Silverado Leveling Kit Issues
This video also sheds some light on potential problems you may run into when installing a leveling kit:
Premature Suspension Wear
Another common leveling kit problem is how it can affect the suspension geometry. That can invite additional wear to certain components, which may cause them to wear out prematurely. Ball joints and – on four-wheel drive trucks – CV joints are some of the parts that may be affected.
That’s why it is paramount to purchase a quality leveling kit from a reputable manufacturer – cheap out on a mod like this and you’ll pay for it down the line when suspension, ride, and handling problems inevitably crop up.
Necessary Replacement of Factory Shocks
You’ll likely have to install new shocks after adding a leveling kit to your Silverado.
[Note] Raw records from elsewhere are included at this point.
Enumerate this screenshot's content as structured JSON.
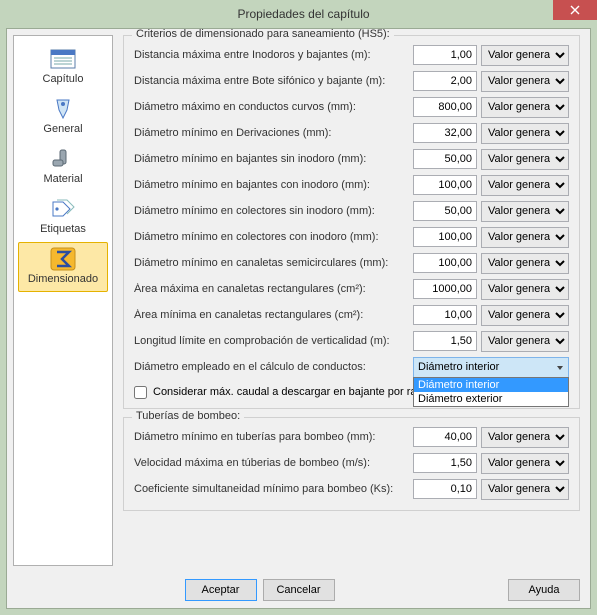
{
  "window": {
    "title": "Propiedades del capítulo"
  },
  "sidebar": {
    "items": [
      {
        "label": "Capítulo"
      },
      {
        "label": "General"
      },
      {
        "label": "Material"
      },
      {
        "label": "Etiquetas"
      },
      {
        "label": "Dimensionado"
      }
    ]
  },
  "group1": {
    "legend": "Criterios de dimensionado para saneamiento (HS5):",
    "rows": [
      {
        "label": "Distancia máxima entre Inodoros y bajantes (m):",
        "value": "1,00",
        "combo": "Valor general"
      },
      {
        "label": "Distancia máxima entre Bote sifónico y bajante (m):",
        "value": "2,00",
        "combo": "Valor general"
      },
      {
        "label": "Diámetro máximo en conductos curvos (mm):",
        "value": "800,00",
        "combo": "Valor general"
      },
      {
        "label": "Diámetro mínimo en Derivaciones (mm):",
        "value": "32,00",
        "combo": "Valor general"
      },
      {
        "label": "Diámetro mínimo en bajantes sin inodoro (mm):",
        "value": "50,00",
        "combo": "Valor general"
      },
      {
        "label": "Diámetro mínimo en bajantes con inodoro (mm):",
        "value": "100,00",
        "combo": "Valor general"
      },
      {
        "label": "Diámetro mínimo en colectores sin inodoro (mm):",
        "value": "50,00",
        "combo": "Valor general"
      },
      {
        "label": "Diámetro mínimo en colectores con inodoro (mm):",
        "value": "100,00",
        "combo": "Valor general"
      },
      {
        "label": "Diámetro mínimo en canaletas semicirculares (mm):",
        "value": "100,00",
        "combo": "Valor general"
      },
      {
        "label": "Área máxima en canaletas rectangulares (cm²):",
        "value": "1000,00",
        "combo": "Valor general"
      },
      {
        "label": "Área mínima en canaletas rectangulares (cm²):",
        "value": "10,00",
        "combo": "Valor general"
      },
      {
        "label": "Longitud límite en comprobación de verticalidad (m):",
        "value": "1,50",
        "combo": "Valor general"
      }
    ],
    "diam_row": {
      "label": "Diámetro empleado en el cálculo de conductos:",
      "selected": "Diámetro interior",
      "options": [
        "Diámetro interior",
        "Diámetro exterior"
      ]
    },
    "checkbox": "Considerar máx. caudal a descargar en bajante por ramal"
  },
  "group2": {
    "legend": "Tuberías de bombeo:",
    "rows": [
      {
        "label": "Diámetro mínimo en tuberías para bombeo (mm):",
        "value": "40,00",
        "combo": "Valor general"
      },
      {
        "label": "Velocidad máxima en túberias de bombeo (m/s):",
        "value": "1,50",
        "combo": "Valor general"
      },
      {
        "label": "Coeficiente simultaneidad mínimo para bombeo (Ks):",
        "value": "0,10",
        "combo": "Valor general"
      }
    ]
  },
  "buttons": {
    "ok": "Aceptar",
    "cancel": "Cancelar",
    "help": "Ayuda"
  }
}
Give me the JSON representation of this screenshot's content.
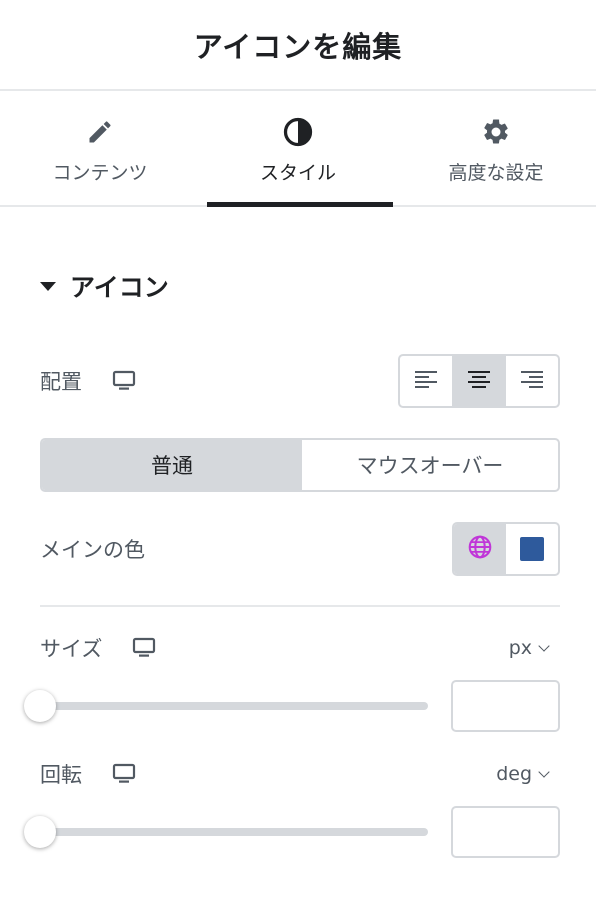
{
  "header": {
    "title": "アイコンを編集"
  },
  "tabs": [
    {
      "label": "コンテンツ",
      "icon": "pencil-icon",
      "active": false
    },
    {
      "label": "スタイル",
      "icon": "contrast-icon",
      "active": true
    },
    {
      "label": "高度な設定",
      "icon": "gear-icon",
      "active": false
    }
  ],
  "section": {
    "title": "アイコン",
    "expanded": true
  },
  "alignment": {
    "label": "配置",
    "device_icon": "desktop-icon",
    "options": [
      "align-left-icon",
      "align-center-icon",
      "align-right-icon"
    ],
    "selected": "center"
  },
  "state_toggle": {
    "normal": "普通",
    "hover": "マウスオーバー",
    "selected": "normal"
  },
  "primary_color": {
    "label": "メインの色",
    "global_icon": "globe-icon",
    "color": "#2e5a9c"
  },
  "size": {
    "label": "サイズ",
    "device_icon": "desktop-icon",
    "unit": "px",
    "value": "",
    "slider_fraction": 0
  },
  "rotate": {
    "label": "回転",
    "device_icon": "desktop-icon",
    "unit": "deg",
    "value": "",
    "slider_fraction": 0
  },
  "colors": {
    "text_dark": "#1f2124",
    "text_muted": "#515962",
    "border": "#d5d8dc",
    "globe": "#c036d8",
    "swatch": "#2e5a9c"
  }
}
The factory-installed shocks are not intended for the newly-extended space between the wheel well and the axle.
If you try to run the factory shocks with a leveling kit, you’ll find their total range of travel is significantly more limited due to the higher ride height. You’re more apt to bottom out or hit the bump stops, which could damage your suspension. Even if you don’t max out the shock’s travel, you’ll suffer a rougher ride regardless of the road surface. Your best bet is to buy new shocks intended for trucks with a leveling kit.
Reduced Gas Mileage
Gas stations must love leveling kits, because they take a truck’s already-mediocre fuel economy and make it worse. Half the reason trucks come canted downward from the factory is to improve fuel economy and aerodynamics; raising it to ride level nullifies those efforts.
Gas mileage will be further affected by the addition of larger tires. The chunky tread of all-terrain tires generate massive rolling resistance compared to all-season tires.
If your truck is fairly new, be aware that a leveling kit will likely void the factory warranty. Modifying the suspension is a strict violation of most warranties, which typically won’t cover a modified vehicle.
We recommend waiting until after your warranty expires before making modifications to your Silverado. Voiding the warranty could cost you thousands of dollars if something were to happen that would be otherwise covered by the warranty.
Leveling kits are practical, common, and affordable ways to improve the look and functionality of your truck. As a bonus, these are bolt-on modifications – you can reverse them if you ever decide to sell your truck or change your suspension setup.
That said, don’t underestimate the potential issues and problems of a leveling kit. We recommend having a professional install your kit, as it is the most surefire way to avoid many of the pitfalls we outlined here. Installed correctly, your leveling kit should bring many miles of trouble-free driving.
If you would like to make sure you pick a leveling kit that will perfectly fit your Silverado and provide the lift you need, check out our article on the Best Silverado leveling kit.